### [Task goal]
Please find every line of the listing below where "label" occurs and copy it.
···
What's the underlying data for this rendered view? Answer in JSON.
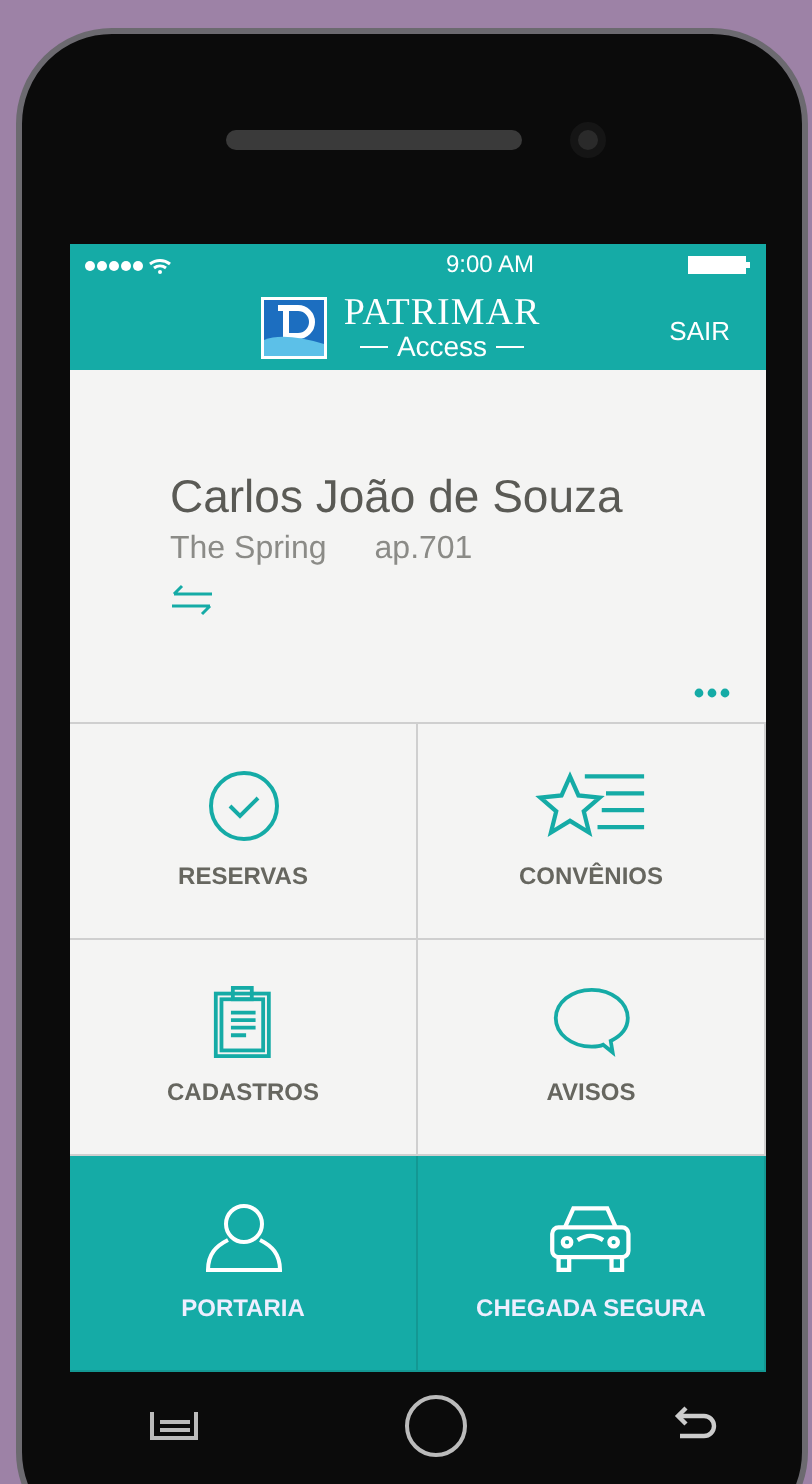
{
  "status_bar": {
    "time": "9:00 AM"
  },
  "header": {
    "logo_title": "PATRIMAR",
    "logo_subtitle": "Access",
    "action": "SAIR"
  },
  "profile": {
    "name": "Carlos João de Souza",
    "building": "The Spring",
    "apartment": "ap.701"
  },
  "tiles": [
    {
      "label": "RESERVAS",
      "kind": "light"
    },
    {
      "label": "CONVÊNIOS",
      "kind": "light"
    },
    {
      "label": "CADASTROS",
      "kind": "light"
    },
    {
      "label": "AVISOS",
      "kind": "light"
    },
    {
      "label": "PORTARIA",
      "kind": "accent"
    },
    {
      "label": "CHEGADA SEGURA",
      "kind": "accent"
    }
  ]
}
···
### [Task solution]
      "label": "RESERVAS",
      "label": "CONVÊNIOS",
      "label": "CADASTROS",
      "label": "AVISOS",
      "label": "PORTARIA",
      "label": "CHEGADA SEGURA",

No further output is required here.